queria dizer: pode-se viver para um único livro de Dostoievski. Ou uma única peça de Shakespeare. Ou um único poema não sei de quem. O mesmo livro é um na véspera e outro no dia seguinte. Pode haver um tédio na primeira leitura. Nada, porém, mais denso, mais fascinante, mais novo, mais abismal do que a releitura.

(Nelson Rodrigues, “Uma Banana como Merenda.” In: O Óbvio Ululante. São Paulo: Companhia das Letras, 1993).

367: Deve-se Ler Pouco e Reler Muito.

366: Ingenious Manner.

The French newspapers which, in 1815, were subject to the censor, announced the departure of Bonaparte from Elba, his progress through France, and his entry into Paris in the following ingenious manner: — 9th March, the Anthropophagus has quitted his den — 10th, the Corsican Ogre has landed at Cape Juan — 11th, the Tiger has arrived at Gap — 12th, the Monster slept at Grenoble — 13th, the Tyrant has passed through Lyons — 14th, the Usurper is directing his steps towards Dijon, but the brave and loyal Burgundians have risen en masse and surrounded him on all sides — 18th, Bonaparte is only sixty leagues from the capital; he has been fortunate enough to escape the hands of his pursuers — 19th, Bonaparte is advancing with rapid steps, but he will never enter Paris — 20th, Napoleon will, tomorrow, be under our ramparts — 21st, the Emperor is at Fontainbleau — 22d, His Imperial and Royal Majesty, yesterday evening, arrived at the Tuilleries, amidst the joyful acclamations of his devoted and faithful subjects.

(The Museum of Foreign Literature, Science and Art, Vol. 18. Philadelphia: E. Littell, 1831, p. 93).

366: Ingenious Manner.

364: Shame the Devil!

GLENDOWER: Why, I can teach you, cousin, to command the devil.

HOTSPUR: And I can teach thee, coz, to shame the devil by telling truth: tell truth and shame the devil. If thou have power to raise him, bring him hither, and I’ll be sworn I have power to shame him hence. O, while you live, tell truth and shame the devil!

(William Shakespeare, King Henry IV, Part I, Act 3, Scene 1, 1623).

364: Shame the Devil!

363: A Case of Negotiation.

INTERVIEWER: In addition to the scholar and the novelist, there is a third persona jockeying for position within you — the translator.

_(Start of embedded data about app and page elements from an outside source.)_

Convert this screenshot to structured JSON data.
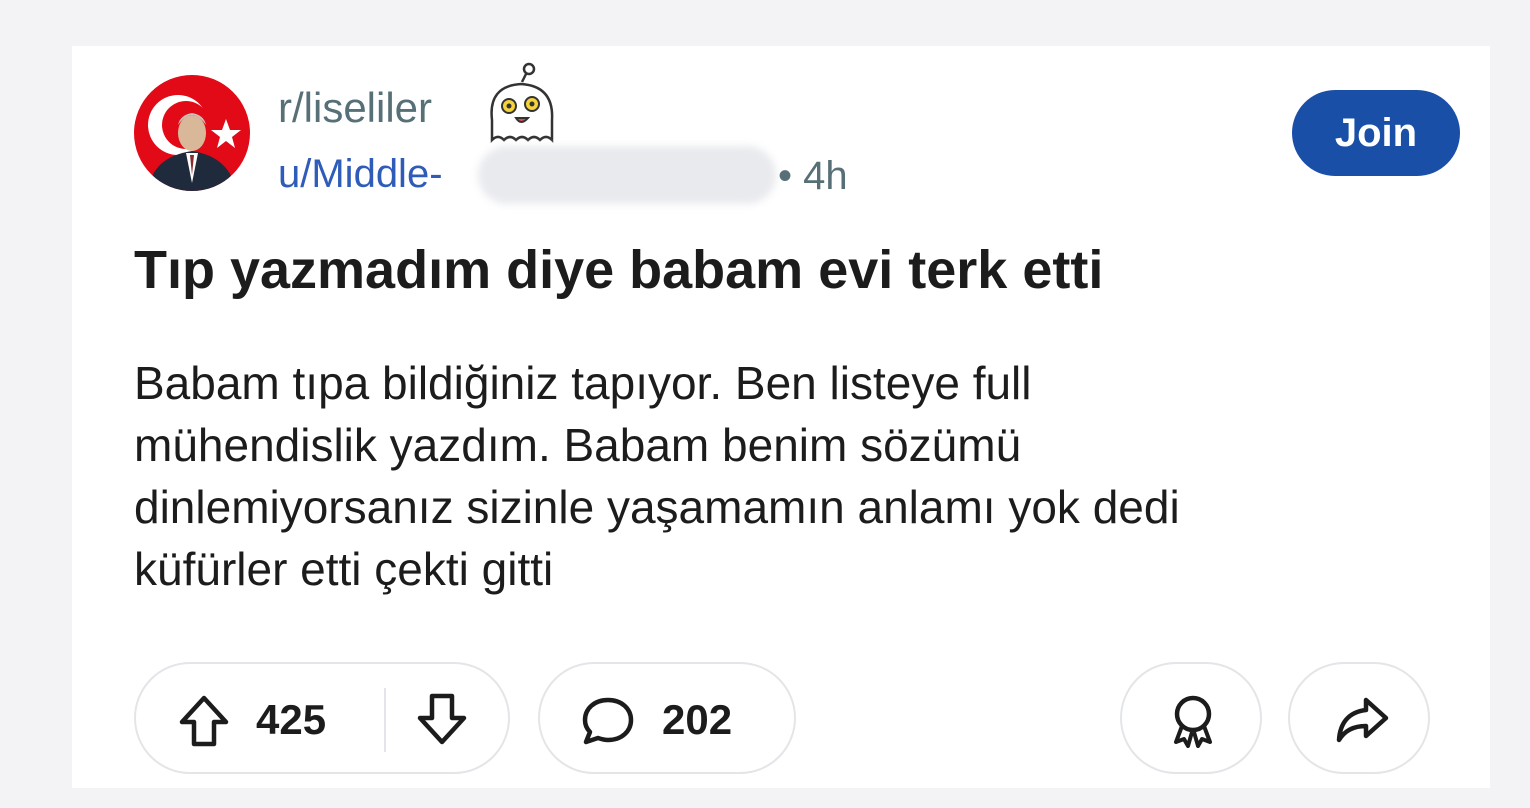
{
  "post": {
    "subreddit": "r/liseliler",
    "author_prefix": "u/Middle-",
    "time_separator": "•",
    "time": "4h",
    "join_label": "Join",
    "title": "Tıp yazmadım diye babam evi terk etti",
    "body_lines": [
      "Babam tıpa bildiğiniz tapıyor. Ben listeye full",
      "mühendislik yazdım. Babam benim sözümü",
      "dinlemiyorsanız sizinle yaşamamın anlamı yok dedi",
      "küfürler etti çekti gitti"
    ]
  },
  "actions": {
    "upvotes": "425",
    "comments": "202"
  },
  "icons": {
    "avatar": "subreddit-avatar",
    "snoo": "ghost-snoo-icon",
    "upvote": "upvote-arrow-icon",
    "downvote": "downvote-arrow-icon",
    "comment": "speech-bubble-icon",
    "award": "award-ribbon-icon",
    "share": "share-arrow-icon"
  },
  "colors": {
    "join_button": "#1a4fa8",
    "user_link": "#2e5cb8",
    "meta_text": "#576f76",
    "flag_red": "#e30a17"
  }
}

You are a widely translated translator who has written at length on the conundrums of translation.

ECO: I have edited countless translations, translated two works myself, and have had my own novels translated into dozens of languages. And I’ve found that every translation is a case of negotiation. If you sell something to me and I buy it, we negotiate — you’ll lose something, I’ll lose something, but at the end we’re both more or less satisfied. In translation, style is not so much lexicon, which can be translated by the Web site Altavista, but rhythm. Researchers have run tests on the frequency of words in Manzoni’s The Betrothed, the masterpiece of nineteenth-century Italian literature. Manzoni had an absolutely poor vocabulary, devised no innovative metaphors, and used the adjective good a frightening amount of times. But his style is outstanding, pure and simple. To translate it, as with all great translations, you need to bring out the anima of his world, its breath, its precise tempo.

(Lila Azam Zanganeh, “The Art of Fiction,” Paris Review, No. 197, 2008).

363: A Case of Negotiation.